31 March 2019

Tragedies often bring out generous and surprising behaviours from groups we wouldn’t expect. Sometimes these actions or gestures make us question strongly held views we’ve formed over time. It’s moments like these that restore our faith in mankind – temporarily at least.

Such were the scenes following the 15 March atrocity at the Christchurch mosques. Patch wearing members of several gangs at cordons and vigils were seen comforting and offering protection to the Muslim community. They made for heart-warming viewing – compassion from a sector of society normally associated with violence and criminal activity – and I’m sure the sadness and support was largely genuine at that time and setting.

However, journalist Mike Yardley was sceptical in his 26 March article “Despite their sorrow over the terror attacks, NZ gangs have not changed” where he said “let’s not delude ourselves into thinking that gangland is suddenly seeing the error of their pernicious, destructive ways and is mass-converting into a pack of peaceniks.”
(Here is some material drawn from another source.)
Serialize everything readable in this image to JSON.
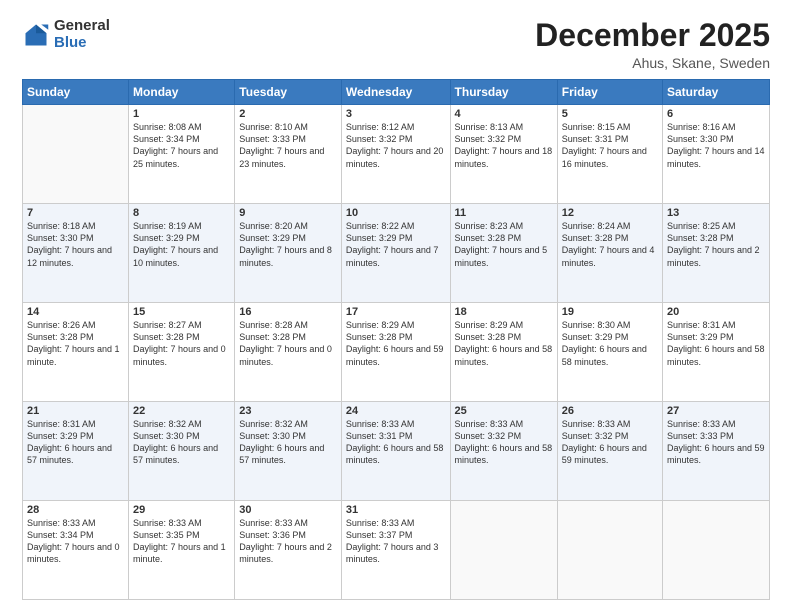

It wasn’t long before Yardley was proven correct. Four days in fact. By the end of the week (30 March) gang bosses were announcing that they wouldn’t surrender their weapons.  Predictable of course. According to the gangs, they need their weapons to protect us all from foreign gangs poised to infiltrate the country. There are those do who have legitimate reasons to use semi-automatic weapons, but the gangs are definitely not amongst them.

The government acted swiftly to ensure all of the weapons used in the Mosque massacre were banned, with a second round of legislation to come and perhaps including a gun register. Public support was overwhelming, even from many of those who own MSSA weapons. ACT leader David Seymour cautioned the government (rightly in my view) about the problems with knee-jerk legislation and unintended consequences but the support from parliament was unanimous.

Police Minister Stuart Nash was interviewed on Q+A last week and on the panel discussing the gun ban I raised the issue of the criminal gangs. If the intent of the gun ban is to keep kiwis safe, then the criminal gangs must be the first port of call for the police in enforcing the new weapons laws. It remains to be seen whether this happens or not.

Sadly history has shown that banning things works just with those who already obey the law. Microchipping of dogs is the best example. After several very nasty incidents where dogs mauled small children laws were introduced to ban dangerous breeds and for all dogs to be microchipped. This we were told, would prevent further maulings. It hasn’t, and it those who don’t break the law who have their dogs microchipped, Those with banned and dangerous breeds ignore the law.

It didn’t take the gangs long to show themselves for who they really are. Laws, it seems, are only for the law abiding.